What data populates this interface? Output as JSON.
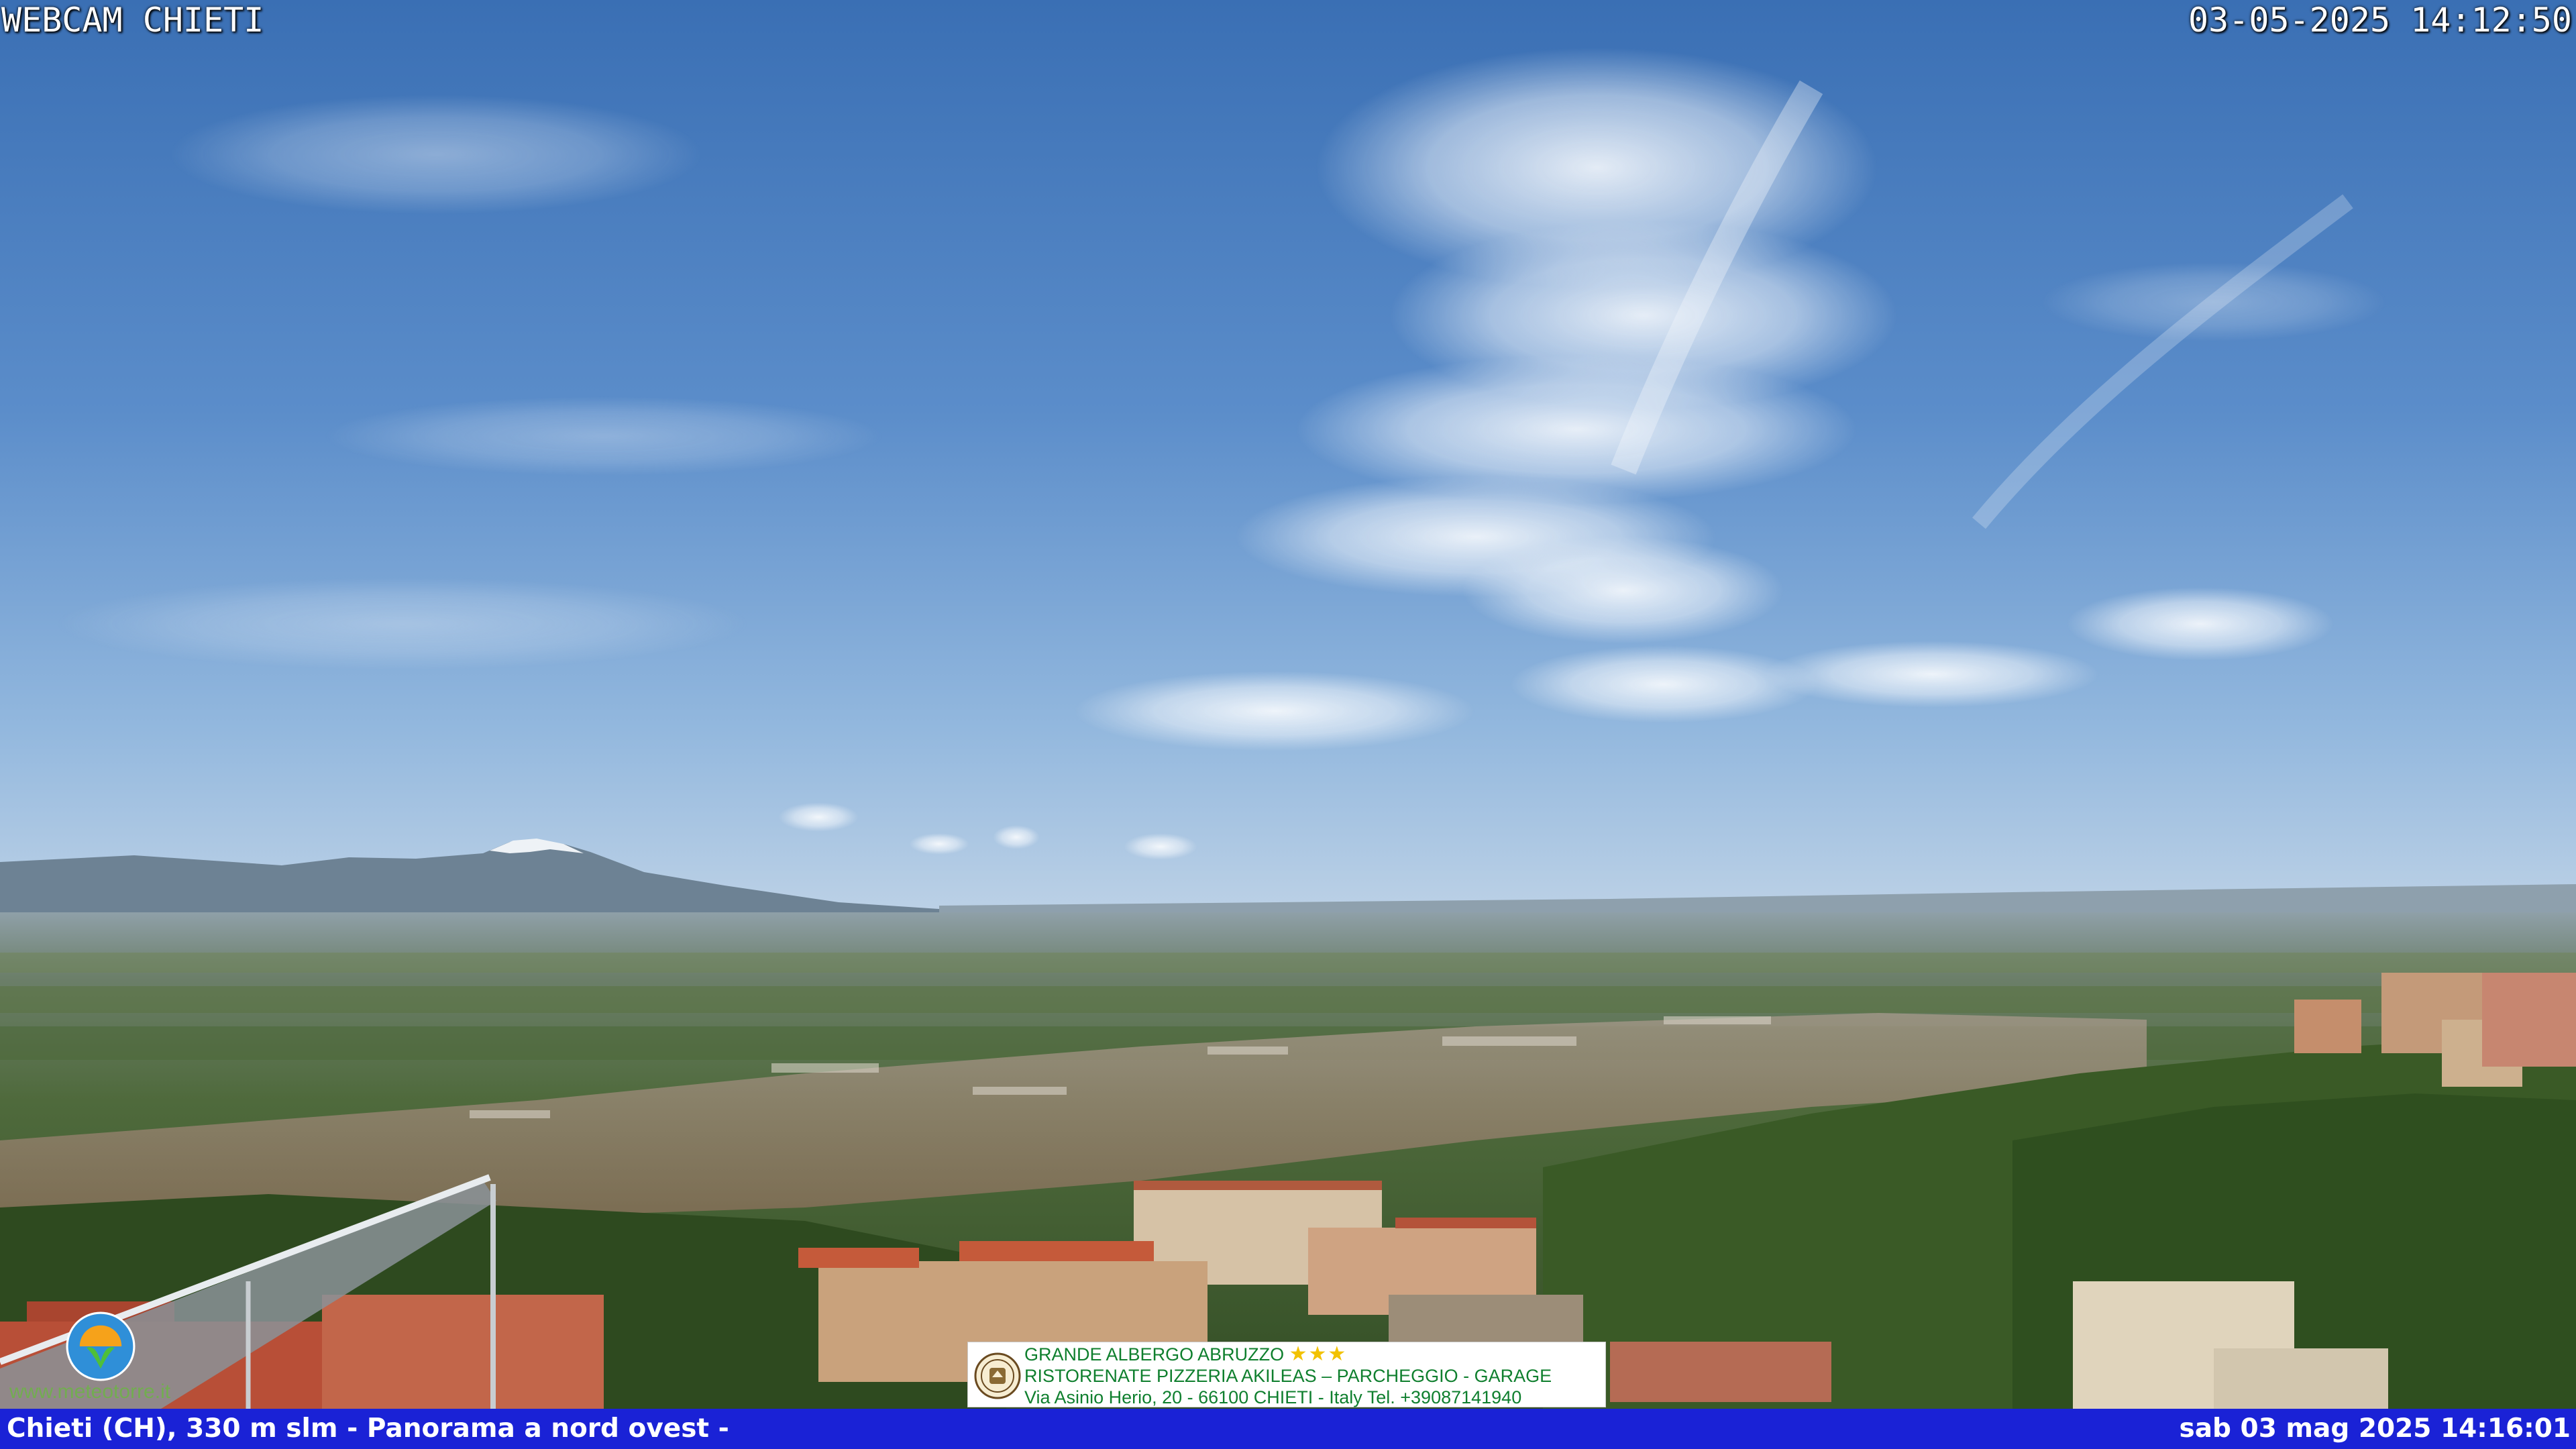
{
  "overlay": {
    "title": "WEBCAM CHIETI",
    "timestamp": "03-05-2025 14:12:50"
  },
  "footer": {
    "location": "Chieti (CH), 330 m slm - Panorama a nord ovest -",
    "datetime": "sab 03 mag 2025 14:16:01",
    "background": "#1a22d6"
  },
  "ad": {
    "line1": "GRANDE ALBERGO ABRUZZO",
    "stars": "★★★",
    "line2": "RISTORENATE PIZZERIA AKILEAS – PARCHEGGIO - GARAGE",
    "line3": "Via Asinio Herio, 20 - 66100 CHIETI - Italy Tel. +39087141940"
  },
  "logo": {
    "icon": "meteotorre-logo-icon",
    "url": "www.meteotorre.it"
  },
  "colors": {
    "sky_top": "#3c72b6",
    "sky_horizon": "#a9c6e3",
    "haze": "#b8cad6",
    "vegetation": "#3f5a2a",
    "roofs": "#b8563a",
    "ad_text": "#0f7f2e",
    "stars": "#f2c200"
  }
}
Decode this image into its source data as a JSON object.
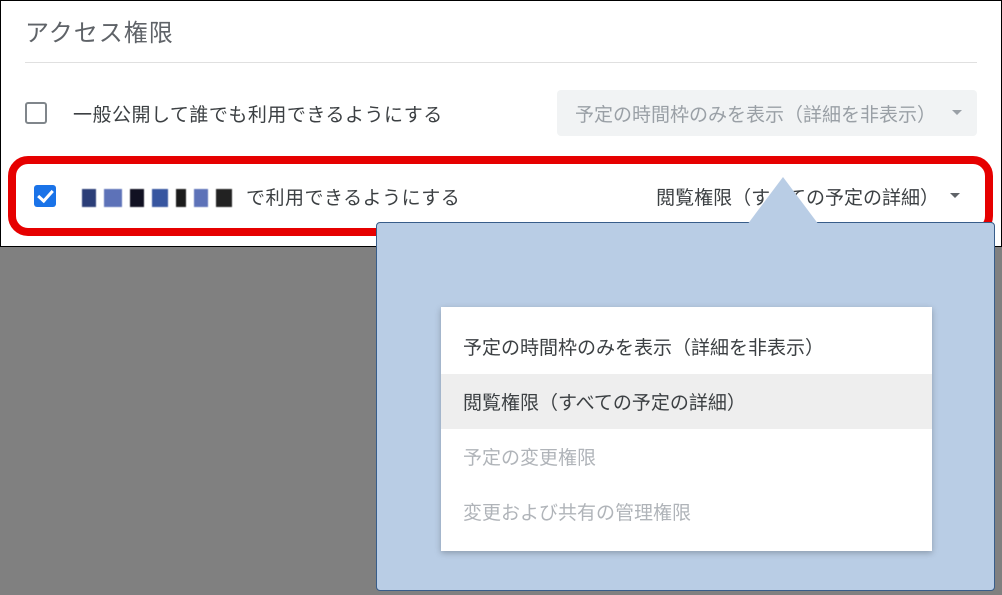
{
  "section_title": "アクセス権限",
  "rows": {
    "public": {
      "label": "一般公開して誰でも利用できるようにする",
      "select": "予定の時間枠のみを表示（詳細を非表示）"
    },
    "org": {
      "label_suffix": "で利用できるようにする",
      "select": "閲覧権限（すべての予定の詳細）"
    }
  },
  "dropdown": {
    "opt1": "予定の時間枠のみを表示（詳細を非表示）",
    "opt2": "閲覧権限（すべての予定の詳細）",
    "opt3": "予定の変更権限",
    "opt4": "変更および共有の管理権限"
  }
}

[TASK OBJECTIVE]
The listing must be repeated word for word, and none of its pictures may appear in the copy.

[SOLUTION TO THE PROBLEM]
What data populates this interface? Output as JSON.
{
  "overlay": {
    "title": "WEBCAM CHIETI",
    "timestamp": "03-05-2025 14:12:50"
  },
  "footer": {
    "location": "Chieti (CH), 330 m slm - Panorama a nord ovest -",
    "datetime": "sab 03 mag 2025 14:16:01",
    "background": "#1a22d6"
  },
  "ad": {
    "line1": "GRANDE ALBERGO ABRUZZO",
    "stars": "★★★",
    "line2": "RISTORENATE PIZZERIA AKILEAS – PARCHEGGIO - GARAGE",
    "line3": "Via Asinio Herio, 20 - 66100 CHIETI - Italy Tel. +39087141940"
  },
  "logo": {
    "icon": "meteotorre-logo-icon",
    "url": "www.meteotorre.it"
  },
  "colors": {
    "sky_top": "#3c72b6",
    "sky_horizon": "#a9c6e3",
    "haze": "#b8cad6",
    "vegetation": "#3f5a2a",
    "roofs": "#b8563a",
    "ad_text": "#0f7f2e",
    "stars": "#f2c200"
  }
}
Decode this image into its source data as a JSON object.
{
  "section_title": "アクセス権限",
  "rows": {
    "public": {
      "label": "一般公開して誰でも利用できるようにする",
      "select": "予定の時間枠のみを表示（詳細を非表示）"
    },
    "org": {
      "label_suffix": "で利用できるようにする",
      "select": "閲覧権限（すべての予定の詳細）"
    }
  },
  "dropdown": {
    "opt1": "予定の時間枠のみを表示（詳細を非表示）",
    "opt2": "閲覧権限（すべての予定の詳細）",
    "opt3": "予定の変更権限",
    "opt4": "変更および共有の管理権限"
  }
}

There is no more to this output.